A recent article in Entreprenuer, written by Eric Samson, suggested that affiliate marketing has changed (and dramatically) for the worse.
Samson argues that most of the affiliate action has morphed into massive coupon affiliate sites. Not to rain on the digital parade here, but the highest performers have always been larger sites - the names have changed certainly but the practice hasn't changed at all (I say that based purely on my nearly 20 years of experience with Internet marketing).
Samson suggests that e-commerce marketers, who should be pursuing incremental sales (no argument there), are paying twice as much with coupon sites. In reality, nothing could be further from the truth. Affiliate marketing should not be seen as a direct sales channel - but rather as an "initial awareness" channel for the company using the tactic, as well as for its products or services.
Samson is reallty addressing coupon abuse, rather than the practice of affilaite marketing - which does not require merchants use coupons at all. What it ultimately shows (at least to me) is that there is some confusion in everyone's part about how the practice works most effectively.
What affiliate marketers (whether coupon site or mommy blogger) provide is an opportunity to extend reach, drive awareness and "eventually" generate repeat conversions. It's unlikely that the same user will ever follow the exact path taken previously. It's ludicrous, really, for Samson to suggest otherwise - and suggesting that merchants load up their websites with coupons for their existing is not only silly, it's downright dangerous to the bottom line of the business (all the hard work of acquisition has been done!).
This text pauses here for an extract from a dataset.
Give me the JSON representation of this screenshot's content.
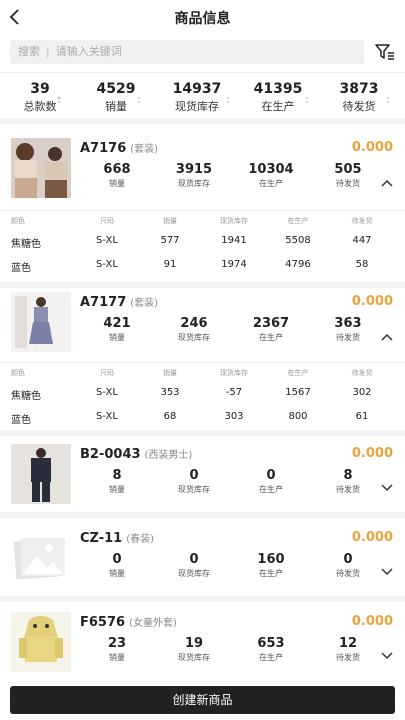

Ask any business owner (digital or otherwise) and they will likely tell you that it costs more to acquire a new customer than retain them. Once that initial contact is made, users will more often than not go direct to source - that means directly to your company. Since most businesses have a limited reach, affiliate marketing (and the coupon sites that drive the most traffic) should definitely be part of your broader customer acquisition efforts. You might pay more today, but if you can earn a users's repeat business, the lifetime value will far outweigh any initial cost.